Thanks to Ginnie (In Soul), what has always been said of me has now been confirmed.
I'm a communicator. I like to talk. I love to share ideas. I am no secret. Outside or inside, there is not much difference. I am pretty much just as I appear. At first I thought that meant I wasn't that deep, but I now realise that it means my depth is very close to the surface and that you don't have to dig very far in order to find the real me. I don't hide things. Ask me a personal question and you'll likely get a direct answer.
In school every report card was sent home with the words "loves to talk" or "talks too much" somewhere on the page. Never mind the straight A's, I was always being told to keep quiet and to listen more. My favourite doll was "Chatty Cathy", and all my Barbies had their own voices. My Mom always said that my younger brother didn't speak until he was well over 2 because I did all his talking for him.
Now that I'm an adult I don't think I talk all that much and I hope my listening skills are better developed. But I still love those little conversations that are spread throughout a normal day. I noticed how much I thrived on those while in NYC last week. I'd buy a sandwich and chat with the girl behind the counter. Standing in line for the toilet I'd turn around and ask the women behind me where they were from. Sitting in the audience at the musical I'd smile and chat with the person beside me. Snippets of other people's conversations were oh so interesting. The constant noise of the city was stimulating, not draining. I wanted to take it all in and remember every moment.
Now I'm back in Albania, and I feel frustrated.
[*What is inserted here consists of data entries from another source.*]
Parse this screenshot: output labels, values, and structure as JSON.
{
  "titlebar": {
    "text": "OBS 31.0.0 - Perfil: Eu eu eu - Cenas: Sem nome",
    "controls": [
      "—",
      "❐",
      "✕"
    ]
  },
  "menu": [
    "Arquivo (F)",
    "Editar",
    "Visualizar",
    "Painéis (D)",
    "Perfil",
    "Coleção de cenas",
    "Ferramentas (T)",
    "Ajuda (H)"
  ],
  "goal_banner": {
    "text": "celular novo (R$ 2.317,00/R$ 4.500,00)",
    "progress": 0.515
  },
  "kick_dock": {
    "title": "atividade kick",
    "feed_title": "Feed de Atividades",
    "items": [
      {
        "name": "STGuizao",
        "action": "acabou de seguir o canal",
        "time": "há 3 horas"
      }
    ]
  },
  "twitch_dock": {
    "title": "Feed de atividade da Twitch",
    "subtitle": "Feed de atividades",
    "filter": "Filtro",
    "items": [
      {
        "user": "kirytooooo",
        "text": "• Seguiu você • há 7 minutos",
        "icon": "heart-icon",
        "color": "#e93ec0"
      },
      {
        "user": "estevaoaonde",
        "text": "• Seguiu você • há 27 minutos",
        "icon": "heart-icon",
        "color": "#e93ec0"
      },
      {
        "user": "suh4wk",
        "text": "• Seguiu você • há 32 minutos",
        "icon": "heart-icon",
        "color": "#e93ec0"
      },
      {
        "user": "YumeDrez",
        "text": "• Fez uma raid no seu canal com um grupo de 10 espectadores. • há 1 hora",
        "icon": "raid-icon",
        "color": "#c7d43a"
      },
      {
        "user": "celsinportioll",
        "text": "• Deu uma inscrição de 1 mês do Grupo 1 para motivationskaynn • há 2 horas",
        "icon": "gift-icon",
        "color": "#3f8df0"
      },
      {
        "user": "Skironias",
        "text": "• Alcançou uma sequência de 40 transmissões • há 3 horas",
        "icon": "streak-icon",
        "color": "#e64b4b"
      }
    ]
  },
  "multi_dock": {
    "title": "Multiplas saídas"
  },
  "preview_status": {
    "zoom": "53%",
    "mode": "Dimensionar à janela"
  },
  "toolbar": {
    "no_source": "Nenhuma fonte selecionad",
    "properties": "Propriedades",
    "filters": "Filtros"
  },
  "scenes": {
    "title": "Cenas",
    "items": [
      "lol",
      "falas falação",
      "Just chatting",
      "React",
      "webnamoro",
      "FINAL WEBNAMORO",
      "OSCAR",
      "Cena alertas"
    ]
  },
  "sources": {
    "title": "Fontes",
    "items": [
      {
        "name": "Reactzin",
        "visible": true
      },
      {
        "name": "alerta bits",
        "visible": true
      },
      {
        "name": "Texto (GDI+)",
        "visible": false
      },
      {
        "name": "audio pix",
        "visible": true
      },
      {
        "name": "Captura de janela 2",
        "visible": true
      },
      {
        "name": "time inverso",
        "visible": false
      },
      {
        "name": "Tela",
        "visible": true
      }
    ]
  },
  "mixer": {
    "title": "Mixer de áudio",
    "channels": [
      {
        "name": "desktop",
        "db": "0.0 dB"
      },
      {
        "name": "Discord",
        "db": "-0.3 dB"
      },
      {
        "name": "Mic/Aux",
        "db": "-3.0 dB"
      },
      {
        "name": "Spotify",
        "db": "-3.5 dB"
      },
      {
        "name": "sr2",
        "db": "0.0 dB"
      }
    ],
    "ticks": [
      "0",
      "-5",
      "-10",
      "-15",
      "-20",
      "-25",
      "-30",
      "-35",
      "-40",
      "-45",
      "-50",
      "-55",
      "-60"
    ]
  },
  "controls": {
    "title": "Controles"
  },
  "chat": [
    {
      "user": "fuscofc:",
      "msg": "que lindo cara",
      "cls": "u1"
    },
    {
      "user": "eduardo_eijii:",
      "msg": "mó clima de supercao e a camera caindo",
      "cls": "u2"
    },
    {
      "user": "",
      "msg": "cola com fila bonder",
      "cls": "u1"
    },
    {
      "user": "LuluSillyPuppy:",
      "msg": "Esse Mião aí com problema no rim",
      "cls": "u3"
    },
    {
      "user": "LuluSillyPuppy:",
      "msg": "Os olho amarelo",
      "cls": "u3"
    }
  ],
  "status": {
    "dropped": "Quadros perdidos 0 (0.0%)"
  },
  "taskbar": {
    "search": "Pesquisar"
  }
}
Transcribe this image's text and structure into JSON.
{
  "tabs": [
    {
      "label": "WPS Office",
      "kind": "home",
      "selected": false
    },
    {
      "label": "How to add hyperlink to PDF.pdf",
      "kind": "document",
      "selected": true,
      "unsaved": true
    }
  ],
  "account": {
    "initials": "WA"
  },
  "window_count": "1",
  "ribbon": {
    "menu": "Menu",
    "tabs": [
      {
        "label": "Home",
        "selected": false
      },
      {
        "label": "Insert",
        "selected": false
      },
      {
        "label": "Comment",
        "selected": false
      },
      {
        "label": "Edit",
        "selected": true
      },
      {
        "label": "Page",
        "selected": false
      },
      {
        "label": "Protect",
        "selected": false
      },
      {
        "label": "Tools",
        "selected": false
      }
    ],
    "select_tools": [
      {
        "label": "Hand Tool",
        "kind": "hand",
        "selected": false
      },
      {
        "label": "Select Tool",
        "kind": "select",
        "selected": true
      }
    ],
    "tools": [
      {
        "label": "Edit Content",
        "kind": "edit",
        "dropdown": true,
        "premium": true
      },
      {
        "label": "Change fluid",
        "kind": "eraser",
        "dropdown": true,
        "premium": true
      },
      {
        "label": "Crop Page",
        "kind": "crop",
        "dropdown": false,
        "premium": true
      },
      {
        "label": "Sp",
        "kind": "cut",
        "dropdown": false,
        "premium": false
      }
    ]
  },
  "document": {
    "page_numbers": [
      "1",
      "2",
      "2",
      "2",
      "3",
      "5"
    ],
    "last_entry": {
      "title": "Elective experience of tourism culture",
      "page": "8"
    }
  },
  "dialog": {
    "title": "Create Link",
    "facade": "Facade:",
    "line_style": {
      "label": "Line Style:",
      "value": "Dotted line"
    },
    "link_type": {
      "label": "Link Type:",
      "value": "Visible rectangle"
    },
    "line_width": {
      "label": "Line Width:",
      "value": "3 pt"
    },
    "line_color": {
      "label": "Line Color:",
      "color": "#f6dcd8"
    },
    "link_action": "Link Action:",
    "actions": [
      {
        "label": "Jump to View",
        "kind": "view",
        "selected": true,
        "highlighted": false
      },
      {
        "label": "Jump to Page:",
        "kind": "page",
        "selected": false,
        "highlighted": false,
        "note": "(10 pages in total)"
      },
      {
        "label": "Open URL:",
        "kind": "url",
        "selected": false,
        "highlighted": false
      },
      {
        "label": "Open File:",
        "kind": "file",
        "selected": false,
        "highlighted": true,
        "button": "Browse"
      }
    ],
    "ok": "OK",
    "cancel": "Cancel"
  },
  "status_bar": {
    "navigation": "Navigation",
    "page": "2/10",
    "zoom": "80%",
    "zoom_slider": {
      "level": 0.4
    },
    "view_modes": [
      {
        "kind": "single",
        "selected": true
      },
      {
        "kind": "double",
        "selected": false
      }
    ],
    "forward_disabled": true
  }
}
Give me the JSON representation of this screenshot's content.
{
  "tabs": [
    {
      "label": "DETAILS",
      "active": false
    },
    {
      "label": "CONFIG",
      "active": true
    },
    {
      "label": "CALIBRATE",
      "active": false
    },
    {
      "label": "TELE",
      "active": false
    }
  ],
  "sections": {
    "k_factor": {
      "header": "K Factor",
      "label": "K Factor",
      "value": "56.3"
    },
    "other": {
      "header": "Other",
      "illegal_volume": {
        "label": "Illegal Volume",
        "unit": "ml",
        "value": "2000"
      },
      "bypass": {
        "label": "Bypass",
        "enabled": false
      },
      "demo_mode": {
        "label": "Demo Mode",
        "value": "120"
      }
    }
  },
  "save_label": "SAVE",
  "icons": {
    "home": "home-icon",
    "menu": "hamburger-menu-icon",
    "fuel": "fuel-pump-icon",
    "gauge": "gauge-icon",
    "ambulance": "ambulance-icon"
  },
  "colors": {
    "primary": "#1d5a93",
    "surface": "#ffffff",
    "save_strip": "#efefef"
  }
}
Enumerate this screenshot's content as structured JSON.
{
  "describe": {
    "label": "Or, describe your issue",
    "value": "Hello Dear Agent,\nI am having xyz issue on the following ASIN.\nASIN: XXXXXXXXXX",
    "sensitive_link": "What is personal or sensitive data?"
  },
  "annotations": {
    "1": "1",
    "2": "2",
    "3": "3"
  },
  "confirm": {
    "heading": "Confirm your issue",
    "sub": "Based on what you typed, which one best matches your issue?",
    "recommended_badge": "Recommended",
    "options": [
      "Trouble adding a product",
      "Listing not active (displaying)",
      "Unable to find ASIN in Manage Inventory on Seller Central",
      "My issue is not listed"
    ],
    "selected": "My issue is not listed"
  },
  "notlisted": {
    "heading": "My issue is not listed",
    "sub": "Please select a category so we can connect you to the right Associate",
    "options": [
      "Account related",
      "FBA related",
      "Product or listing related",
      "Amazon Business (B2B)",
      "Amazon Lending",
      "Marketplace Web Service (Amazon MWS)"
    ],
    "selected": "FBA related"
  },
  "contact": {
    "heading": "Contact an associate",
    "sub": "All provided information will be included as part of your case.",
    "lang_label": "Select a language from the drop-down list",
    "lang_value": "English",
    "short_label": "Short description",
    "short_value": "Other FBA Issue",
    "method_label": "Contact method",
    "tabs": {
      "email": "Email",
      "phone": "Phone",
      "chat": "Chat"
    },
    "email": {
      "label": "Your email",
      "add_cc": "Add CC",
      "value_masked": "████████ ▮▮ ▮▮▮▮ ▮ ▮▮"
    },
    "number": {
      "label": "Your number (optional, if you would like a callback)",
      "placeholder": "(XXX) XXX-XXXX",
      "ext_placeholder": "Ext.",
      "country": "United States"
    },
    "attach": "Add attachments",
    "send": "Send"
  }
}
Some of the younger Albanians speak English really well, but most people my own age don't. Instead they speak Italian as their second language, a language I've never studied. The noise of Tirana drains me rather than stimulates. I wear my earphones attached to my iPod in order to keep out the constant sound of horns and traffic. I don't listen to other people's conversations because I can't understand them. "Si jeni?" (how are you?) and "Mire" (good) are about the extent of my daily conversations with people I meet on the street. The boy who sells sunglasses outside my apartment always smiles and asks how I am. "Mire" I say, wishing I could stop and have a longer conversation with him, the adorable boy with shockingly beautiful teeth. The older man with a thick bundle of American dollars who stands on the corner where money is exchanged tries to make contact with me on my way to the gym. "Morning" he calls out to me, his only English word. "Morning" I call back with a smile. In the little shop where I buy water, I hesitatingly ask for "Uje" and inquire "Sa kushton?" (how much?). Without language I become as a child, and I am bothered by it.
There's a sweet lady who sells various neccesities from the top of a cardboard box. She crouches all day on an even smaller box and as I pass her I always make sure to smile at her and give a little wave. There's nothing I need to buy from her, though I wish there was. Yesterday as I was passing she waved to me and motioned for me to stop. She reached into her pocket and pulled out a packet of chewing gum with just two pieces left. She spoke to me in Albanian, asking how I was and more. Again I used my one word "Mire". Her chubby fingers struggled to get a piece of gum out for me and the last one for herself. If I could speak her language I would loved to have asked her questions about her life, her family, her country.
But I can't. Me, the girl who was always told to be quiet, is now often speechless.
Ludwig Wittgenstein (1889 - 1951), Tractatus Logico-Philosophicus (1922)